[Posted by Karl]
On Monday, Sen. Maj. Ldr. Harry Reid submitted a draft healthcare bill including a “public option” with an opt-out provision for states to the CBO. Allahpundit summarized most of the main points, but they are worth further exploration.
Reid apparently does not have 60 votes lined up for the public option, though Reid thinks he will have them after the CBO scores it. This move was supposedly forced by the hardcore liberals in the Senate, though this could still be the kabuki by which Reid sheds responsibility for a later failure to include the public option. Either way, the ball is now in the moderates’ court.
Allahpundit correctly notes that this proposal loses Sen. Olympia Snowe. Howard Fineman may not think that’s a big deal. Jay Cost, looking at ideological scores, suggests the White House wanted Snowe on board to woo Sen. Susan Collins and keep Sen. Ben Nelson on board. I think it is more the latter, and that the same applies to the next two Senator’s to Nelson’s left — Evan Bayh and Blanche Lincoln. Although Chris Bowers hears that Bayh is a solid vote for cloture, Bayh has suggested he might filibuster, though maybe not now. Ben Nelson supposedly opposes the idea of a national public option with an opt-out for the states. Both Bayh and Nelson have each received more than $470,000 from the health insurance industry since 2006. And Lincoln has not committed to vote to bring Reid’s proposal to the floor. Any one of these Senators could scotch Reid’s proposal after the CBO scores it — and may cite reasons other than the public option for doing so, at least for public consumption (though I doubt a lone Senator would do this; it’s more likely if two or three of them choose this course of action). It would be like Sen. Joe Lieberman saying his concern about the Senate bill is based on the deficit — not the insurers that dominate his state.
Bob Laszewski still thinks that there ultimately will not be 60 votes for a robust public option with an opt-out, because of the barriers to opting out. At least two of the analysts solicited by National Journal also see the opt-out as a ruse, while Paul G. Ginsburg notes that a robust public option with an opt-out could cause “an extensive pattern of distortions.” While some, like R.J. Eskow (a lefty not thrilled with the opt-out proposal) believe that the most conservative states are the most likely to opt out, Ginsburg notes that states with the highest rates relative to Medicare are likely to opt out in response to pressure from providers, which would likely affect the CBO scoring (and it will be interesting to see what sorts of assumptions CBO makes along these lines). Michael G. Franc notes that the 41 states with mixed or total Democratic control are unlikely to opt out today, but wonders whether Reid’s proposal — if it became law — would not turn state legislative and gubernatorial elections between now and 2014 into referendums on ObamaCare. State officials — already chafing at the way prior drafts of ObamaCare would burden their Medicaid programs — might be wondering the same.
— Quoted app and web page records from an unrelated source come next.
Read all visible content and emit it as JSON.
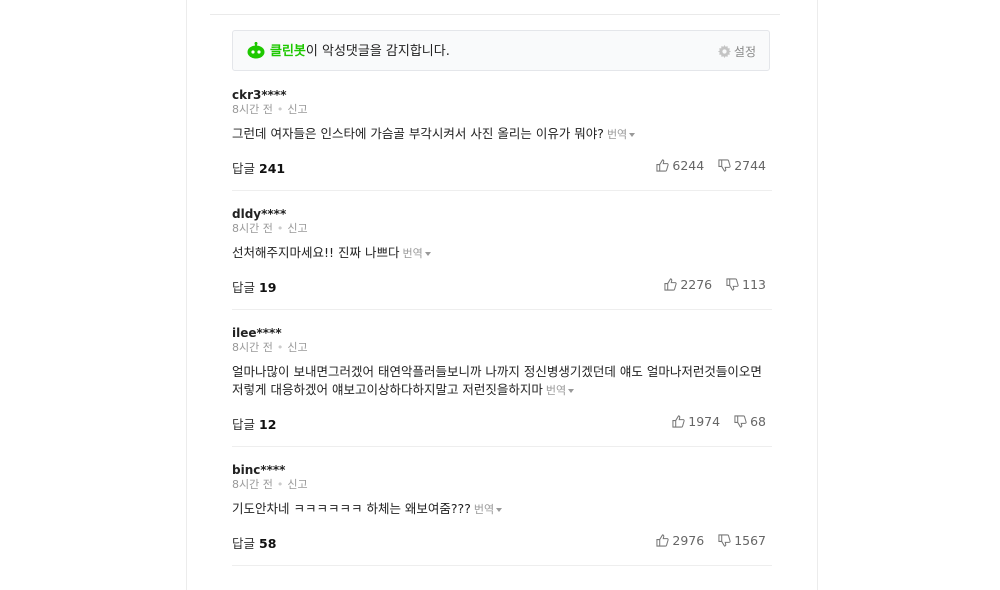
{
  "cleanbot": {
    "brand": "클린봇",
    "message": "이 악성댓글을 감지합니다.",
    "settings_label": "설정",
    "brand_color": "#1ec800"
  },
  "comments": [
    {
      "user": "ckr3****",
      "time": "8시간 전",
      "report": "신고",
      "text": "그런데 여자들은 인스타에 가슴골 부각시켜서 사진 올리는 이유가 뭐야?",
      "translate": "번역",
      "reply_label": "답글",
      "reply_count": "241",
      "likes": "6244",
      "dislikes": "2744"
    },
    {
      "user": "dldy****",
      "time": "8시간 전",
      "report": "신고",
      "text": "선처해주지마세요!! 진짜 나쁘다",
      "translate": "번역",
      "reply_label": "답글",
      "reply_count": "19",
      "likes": "2276",
      "dislikes": "113"
    },
    {
      "user": "ilee****",
      "time": "8시간 전",
      "report": "신고",
      "text": "얼마나많이 보내면그러겠어 태연악플러들보니까 나까지 정신병생기겠던데 얘도 얼마나저런것들이오면 저렇게 대응하겠어 얘보고이상하다하지말고 저런짓을하지마",
      "translate": "번역",
      "reply_label": "답글",
      "reply_count": "12",
      "likes": "1974",
      "dislikes": "68"
    },
    {
      "user": "binc****",
      "time": "8시간 전",
      "report": "신고",
      "text": "기도안차네 ㅋㅋㅋㅋㅋㅋ 하체는 왜보여줌???",
      "translate": "번역",
      "reply_label": "답글",
      "reply_count": "58",
      "likes": "2976",
      "dislikes": "1567"
    }
  ]
}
In sum, a Senate bill with the public option is not quite a done deal. However, for the sake of argument, let’s assume that Reid can get such a bill to the floor. He can only do so by getting moderates to burn political capital — voting for cloture before voting against the public option or the bill in total. Voting for things before voting against them tends to hurt people on Election Day, as the moderates undoubtedly know. And the remainder of the bill may be difficult to pass, regardless of the public option. Including the public option (an idea so good that House Speaker Nancy Pelosi wants to rename it) may please liberals today, but it increases the risk that the bill collapses of its own weight on the Senate floor.
Update: Joe Lieberman: I’ll filibuster Harry Reid’s plan. Heckuva job, Harry! (Self-link to honor Patterico’s Politico boycott. –K)
Update x2: Reid says Lieberman is the least of his problems, which Dems better hope is a bad bluff. Bayh can imagine the Reid bill failing before it gets to the Senate floor. Lincoln says she’s still opposed to public option. Neither Bayh nor Lincoln is talking about a filibuster — pols always want maximum flexibility — but making such comments at this particular moment is not an accident, either.